In youth dancing, switching gender roles is perhaps a little more common as a variation. It might occur because a girl does not have a partner, usually due to a shortage of boys, but wants to dance. So she partners with another girl. It's very unusual for a boy to dance the girl's part. A girl might dance the boy's part one tip, and the girl's part the next. Some youth dancers know how to dance both parts, having learned this either for the additional challenge or out of necessity to have more flexibility in squaring up with the available dancers. (Dancing opposite roles is characteristic in challenge-level square dancing.) Gay people also dance opposite roles, naturally.
At some adult square dance clubs (called couples clubs) and events, dancers may be expected to come with a partner, and dance mostly--in some cases exclusively-- with that partner. Although such clubs may are becoming increasingly rare as the square dance population ages and couples are split by death or divorce, they may still be found. Other clubs allow both couples and singles as members; in these, it is common for couples to dance the first and last tip together, but take other partners throughout the dance.
In youth square dancing, it is very common for dancers to have a new partner for each tip, and in some cases this is accomplished by dancers simply joining squares as individuals with other dancers then coming along to be their partners, rather than by any sort of pre-arrangement. Thus, at most clubs with a significant number of youth dancers, there is no requirement that dancers come with a partner and individual dancers are easily accommodated. (Youth square dancing shares this characteristic with gay square dancing and challenge-level square dancing.)
In general, younger people learn more quickly than older people, and so on average clubs with younger dancers teach a given dance program in a shorter period of time.
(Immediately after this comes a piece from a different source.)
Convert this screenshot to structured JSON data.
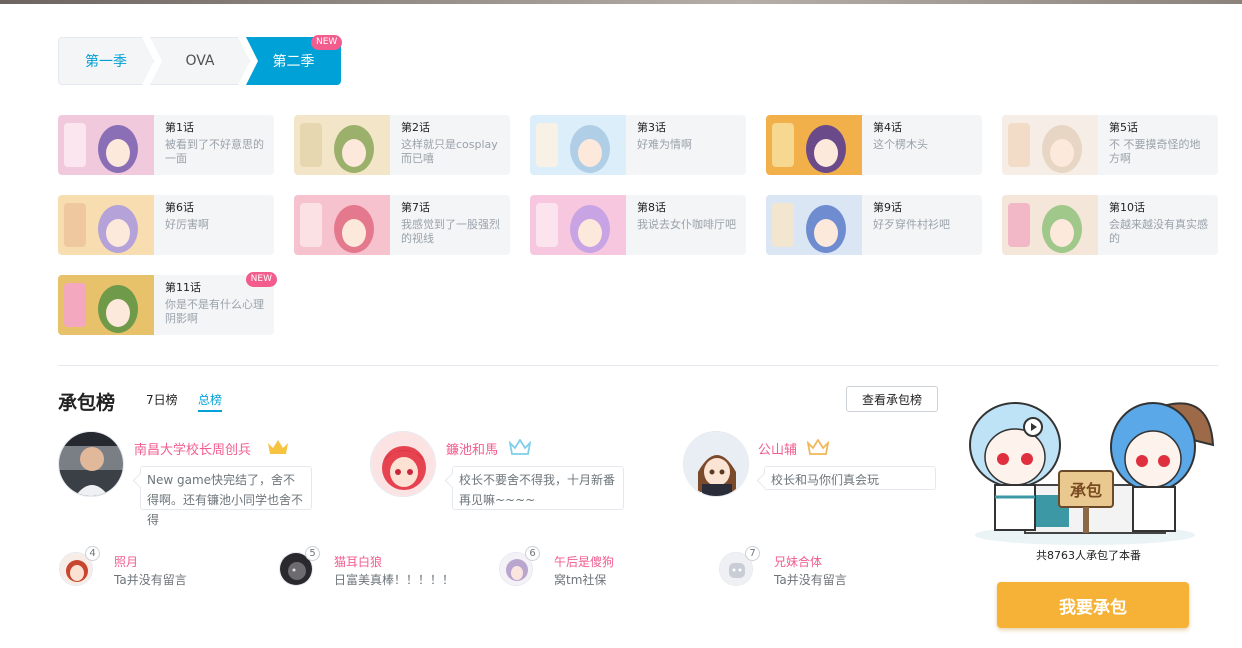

Some groups teach youth the basics in short-format classes such as a one-week day camp or a one day "blast" class. At some clubs, teens have been known to learn the calls by being "pulled through" sequences by their more experienced friends.
- Square dance club
- Gay square dance
- Tech Squares — a club with many college members (older members, too), which exemplifies some of the characteristics of youth square dancing.